TASK GOAL → Copy each line of the records below that mentions the word "active".

SUPPLIED INFORMATION →

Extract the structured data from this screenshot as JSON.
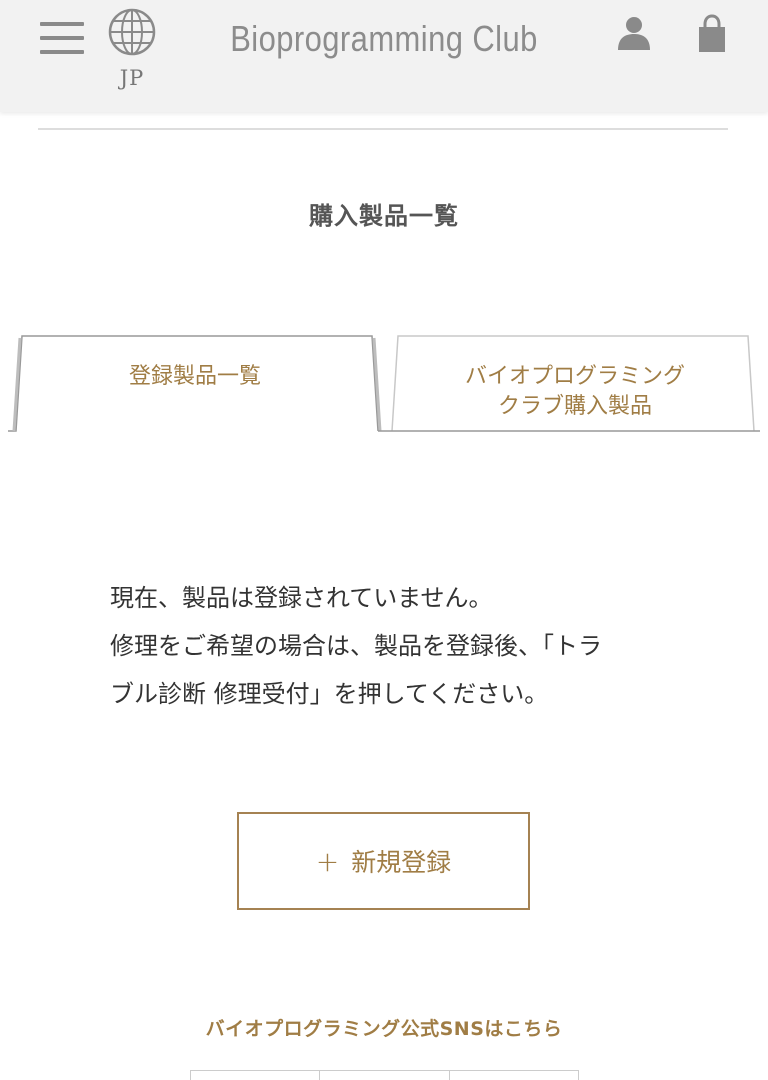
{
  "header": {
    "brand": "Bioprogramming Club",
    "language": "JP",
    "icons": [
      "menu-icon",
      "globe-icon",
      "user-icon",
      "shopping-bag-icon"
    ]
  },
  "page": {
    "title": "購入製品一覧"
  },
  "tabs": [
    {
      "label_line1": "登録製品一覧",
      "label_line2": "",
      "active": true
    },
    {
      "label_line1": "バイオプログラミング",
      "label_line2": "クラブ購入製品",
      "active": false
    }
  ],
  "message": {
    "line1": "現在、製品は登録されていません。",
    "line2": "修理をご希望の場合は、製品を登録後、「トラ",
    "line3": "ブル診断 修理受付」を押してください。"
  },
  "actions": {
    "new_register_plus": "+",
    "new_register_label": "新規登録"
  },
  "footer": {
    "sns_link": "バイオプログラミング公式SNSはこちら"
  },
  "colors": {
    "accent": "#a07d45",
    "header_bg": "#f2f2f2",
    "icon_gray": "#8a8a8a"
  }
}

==

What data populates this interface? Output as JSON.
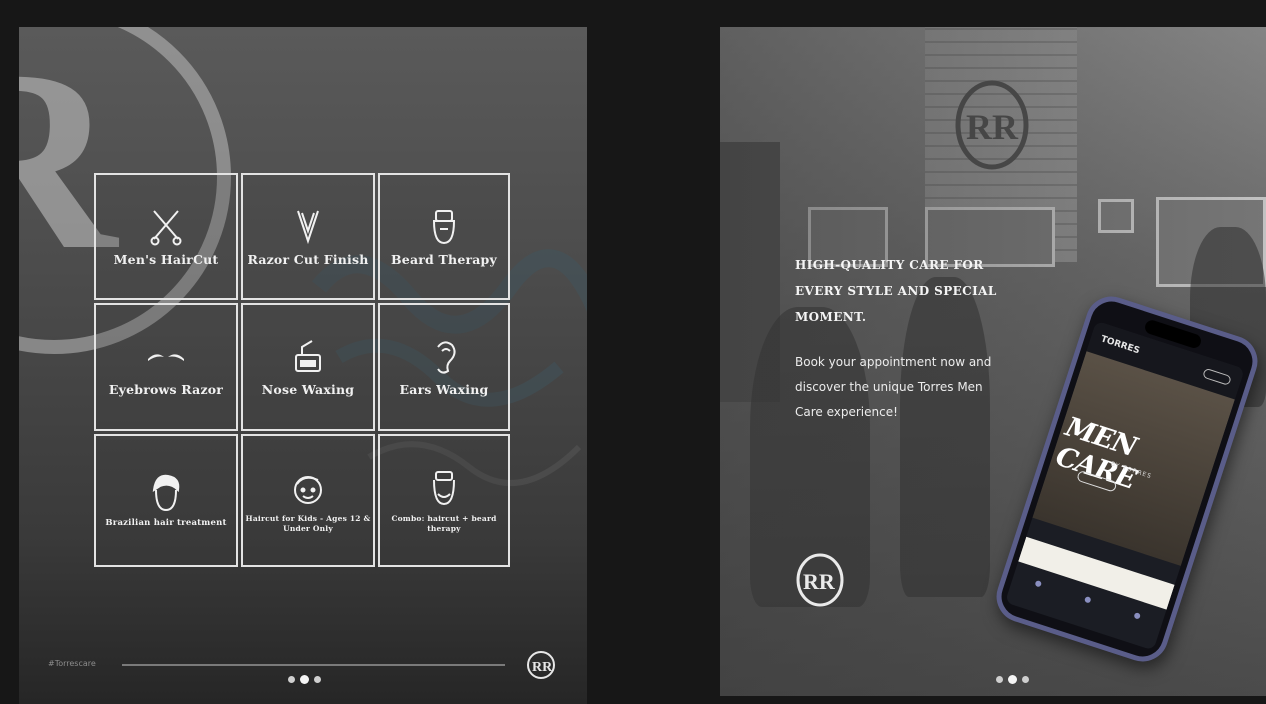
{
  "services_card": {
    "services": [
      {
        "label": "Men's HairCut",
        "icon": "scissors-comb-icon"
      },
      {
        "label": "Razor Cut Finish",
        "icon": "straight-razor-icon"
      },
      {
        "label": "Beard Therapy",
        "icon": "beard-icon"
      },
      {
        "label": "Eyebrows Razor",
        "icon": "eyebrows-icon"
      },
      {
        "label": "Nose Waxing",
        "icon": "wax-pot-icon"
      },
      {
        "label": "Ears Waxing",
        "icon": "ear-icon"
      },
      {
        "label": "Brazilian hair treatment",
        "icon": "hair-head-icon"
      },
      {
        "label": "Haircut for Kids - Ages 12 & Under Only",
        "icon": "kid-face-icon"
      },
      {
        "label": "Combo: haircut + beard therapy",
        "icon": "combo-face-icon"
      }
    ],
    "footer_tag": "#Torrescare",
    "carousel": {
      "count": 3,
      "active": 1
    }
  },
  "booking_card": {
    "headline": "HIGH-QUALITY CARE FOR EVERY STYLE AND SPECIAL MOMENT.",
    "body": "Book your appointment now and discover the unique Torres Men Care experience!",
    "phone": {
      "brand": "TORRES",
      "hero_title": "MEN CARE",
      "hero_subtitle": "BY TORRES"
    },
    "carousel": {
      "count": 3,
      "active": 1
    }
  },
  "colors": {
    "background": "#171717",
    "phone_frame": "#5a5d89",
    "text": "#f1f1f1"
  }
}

RESULT OF THIS EXERCISE →
      "active": true
      "active": false
      "active": 1
      "active": 1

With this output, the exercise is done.